A new type of nerve cell found in the brain

December 21, 2012
A new type of nerve cell found in the brain
Neurons affected by dysfunctional thyroid. Copyright: Mittag et al.

Scientists at Karolinska Institutet in Sweden, in collaboration with colleagues in Germany and the Netherlands, have identified a previously unknown group of nerve cells in the brain. The nerve cells regulate cardiovascular functions such as heart rhythm and blood pressure. It is hoped that the discovery, which is published in the Journal of Clinical Investigation, will be significant in the long term in the treatment of cardiovascular diseases in humans.

The scientists have managed to identify in mice a previously totally unknown group of nerve cells in the brain. These nerve cells, also known as 'neurons', develop in the brain with the aid of , which is produced in the . Patients in whom the function of the thyroid gland is disturbed and who therefore produce too much or too little thyroid hormone, thus risk developing problems with these . This in turn has an effect on the function of the heart, leading to cardiovascular disease.

It is well-known that patients with untreated hyperthyroidism (too high a production of thyroid hormone) or hypothyroidism (too low a production of thyroid hormone) often develop heart problems. It has previously been believed that this was solely a result of the hormone affecting the heart directly. The new study, however, shows that thyroid hormone also affects the heart indirectly, through the newly discovered neurons.

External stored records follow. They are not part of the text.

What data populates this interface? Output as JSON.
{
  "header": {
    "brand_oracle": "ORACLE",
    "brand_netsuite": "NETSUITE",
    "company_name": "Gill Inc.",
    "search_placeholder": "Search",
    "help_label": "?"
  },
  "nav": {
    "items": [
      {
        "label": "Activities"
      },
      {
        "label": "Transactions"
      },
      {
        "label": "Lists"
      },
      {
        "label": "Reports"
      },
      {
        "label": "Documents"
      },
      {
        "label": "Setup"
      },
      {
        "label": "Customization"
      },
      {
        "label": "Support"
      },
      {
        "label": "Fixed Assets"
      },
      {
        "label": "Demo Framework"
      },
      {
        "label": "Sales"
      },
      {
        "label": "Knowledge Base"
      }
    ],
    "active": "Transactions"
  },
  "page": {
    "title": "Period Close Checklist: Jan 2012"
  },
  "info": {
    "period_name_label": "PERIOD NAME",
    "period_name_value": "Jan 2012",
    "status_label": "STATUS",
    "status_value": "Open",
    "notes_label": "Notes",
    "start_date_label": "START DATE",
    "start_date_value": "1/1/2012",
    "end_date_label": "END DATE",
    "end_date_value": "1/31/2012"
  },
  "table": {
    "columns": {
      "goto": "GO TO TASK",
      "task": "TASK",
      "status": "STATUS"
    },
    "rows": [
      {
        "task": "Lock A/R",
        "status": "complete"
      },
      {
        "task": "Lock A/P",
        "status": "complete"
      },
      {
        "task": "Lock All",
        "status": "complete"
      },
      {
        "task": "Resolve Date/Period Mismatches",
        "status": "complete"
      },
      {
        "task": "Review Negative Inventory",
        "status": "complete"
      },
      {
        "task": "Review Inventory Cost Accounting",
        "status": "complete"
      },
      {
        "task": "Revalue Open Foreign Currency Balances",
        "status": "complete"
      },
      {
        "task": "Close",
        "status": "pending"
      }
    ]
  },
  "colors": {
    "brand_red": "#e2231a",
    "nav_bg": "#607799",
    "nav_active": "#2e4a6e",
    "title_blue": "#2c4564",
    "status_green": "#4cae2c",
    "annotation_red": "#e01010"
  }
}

"This discovery opens the possibility of a completely new way of combating cardiovascular disease", says Jens Mittag, group leader at the Department of at Karolinska Institutet. "If we learn how to control these neurons, we will be able to treat certain cardiovascular problems like hypertension through the brain. This is, however, still far in the future. A more immediate conclusion is that it is of utmost importance to identify and treat pregnant women with hypothyroidism, since their low level of thyroid hormone may harm the production of these neurons in the foetus, and this may in the long run cause cardiovascular disorders in the offspring."

Explore further: Mild thyroid dysfunction in early pregnancy linked to serious complications

More information: 'Thyroid hormone is required for hypothalamic neurons regulating cardiovascular functions', Jens Mittag, David J. Lyons, Johan Sällström, Milica Vujovic, Susi Dudazy-Gralla, Amy Warner, Karin Wallis, Anneke Alkemade, Kristina Nordström, Hannah Monyer, Christian Broberger, Anders Arner and Björn Vennström, Journal of Clinical Investigation, 2013;123(1), online 21 December 2012, doi:10.1172/JCI65252

Related Stories

New cause of thyroid hormone deficiency discovered

November 12, 2012

International researchers, including a team at McGill University, have discovered a new cause for thyroid hormone deficiency, or hypothyroidism. This common endocrine disorder is typically caused by problems of the thyroid ...

Thyroid problems linked to irregular heart rhythm

November 28, 2012

People with an overactive thyroid gland (hyperthyroidism) carry a greater risk of developing irregular heart rhythm (known as atrial fibrillation) than those with normal thyroid function, finds a study published on BMJ today.

Recommended for you

New insights on how cocaine changes the brain

November 25, 2015

The burst of energy and hyperactivity that comes with a cocaine high is a rather accurate reflection of what's going on in the brain of its users, finds a study published November 25 in Cell Reports. Through experiments conducted ...

Can physical exercise enhance long-term memory?

November 25, 2015

Exercise can enhance the development of new brain cells in the adult brain, a process called adult neurogenesis. These newborn brain cells play an important role in learning and memory. A new study has determined that mice ...

Umbilical cells help eye's neurons connect

November 24, 2015

Cells isolated from human umbilical cord tissue have been shown to produce molecules that help retinal neurons from the eyes of rats grow, connect and survive, according to Duke University researchers working with Janssen ...

Brain connections predict how well you can pay attention

November 24, 2015

During a 1959 television appearance, Jack Kerouac was asked how long it took him to write his novel On The Road. His response – three weeks – amazed the interviewer and ignited an enduring myth that the book was composed ...

No cable spaghetti in the brain

November 24, 2015

Our brain is a mysterious machine. Billions of nerve cells are connected such that they store information as efficiently as books are stored in a well-organized library. To this date, many details remain unclear, for instance ...


Please sign in to add a comment. Registration is free, and takes less than a minute. Read more

Click here to reset your password.
Sign in to get notified via email when new comments are made.